But once, nearly four months ago in Biratnagar, Nepali Congress president had remarked that though elections were impossible, the political parties should not shy away from participating — a remark he had repeated a few days later at a tea

party organised by the CPN-UML, inviting criticism from within and outside his own party, particularly from the leaders of the four other parties. The political parties have often described the government’s promise of elections as a “ploy to prolong its stay in power.” Without the participation, at least the support, of the political parties, elections do not look likely. At best, the government could decide to hold the polls in several phases. Thapa is to start a new round of consultation with leaders of the parties about the polls.

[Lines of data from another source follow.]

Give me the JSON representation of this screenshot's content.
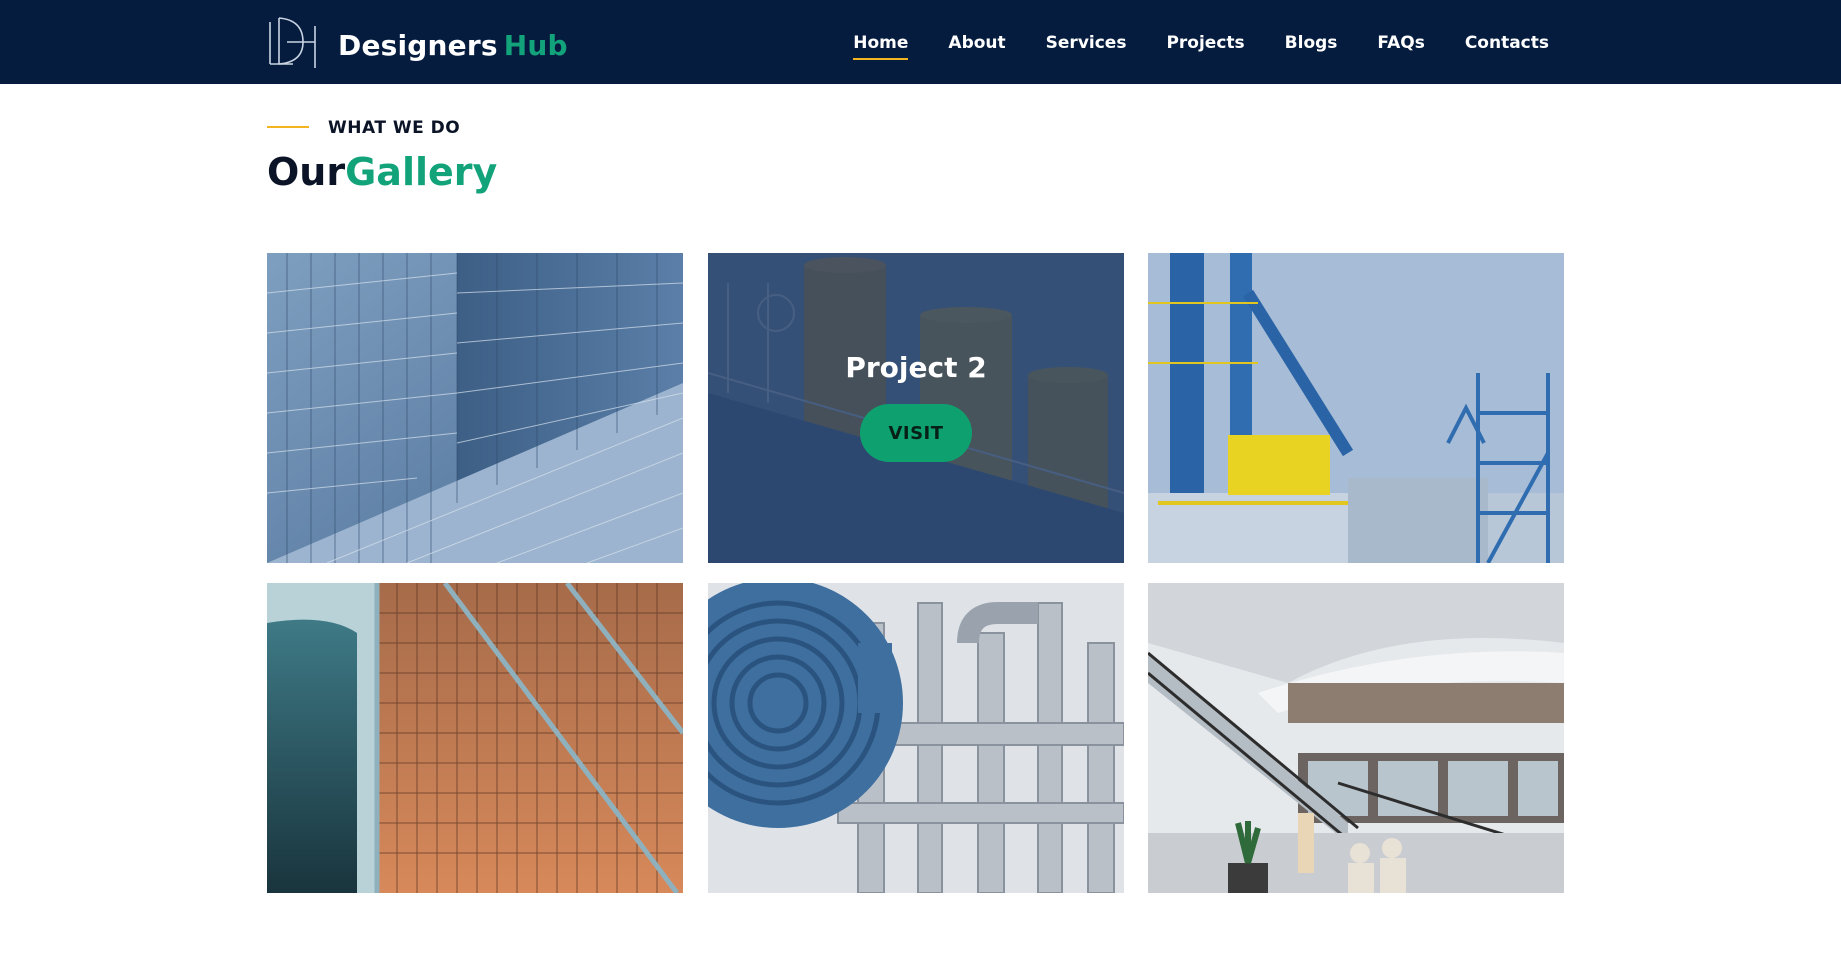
{
  "header": {
    "brand_main": "Designers",
    "brand_accent": "Hub",
    "logo_icon": "dh-monogram-logo",
    "nav": [
      {
        "label": "Home",
        "active": true
      },
      {
        "label": "About"
      },
      {
        "label": "Services"
      },
      {
        "label": "Projects"
      },
      {
        "label": "Blogs"
      },
      {
        "label": "FAQs"
      },
      {
        "label": "Contacts"
      }
    ]
  },
  "section": {
    "eyebrow": "WHAT WE DO",
    "title_main": "Our",
    "title_accent": "Gallery"
  },
  "gallery": {
    "hovered_project": {
      "title": "Project 2",
      "button_label": "VISIT"
    }
  },
  "colors": {
    "navbar_bg": "#051c3f",
    "accent_green": "#12a37a",
    "accent_yellow": "#f2b520",
    "overlay_blue": "#254068"
  }
}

But there are big obstacles. If the political parties refused to participate in the polls to be conducted by a government which they have refused even to recognise, the polls would lack legitimacy. From the start, the parties have taken the position that only an all-party government formed with their approval should hold the elections. Furthermore, even if they wanted to participate, it would be difficult for them to be reassured about the polls being free and fair, all the more so because of Thapa’s reputation for manipulating the elections, for example, the May 1980 referendum. The third, but not the least, important factor, is the Maoists’ attitude. It would be a wonder if they did not do their utmost to disrupt the polls. And voters, especially in the rural areas, would, naturally, prefer to stay at home, ensuring a very low turnout. No doubt, election is the best way of restoring a constitutional and legitimate government. But unless those in power do not want to form an all-party government acceptable to the major parties, things will not be that smooth.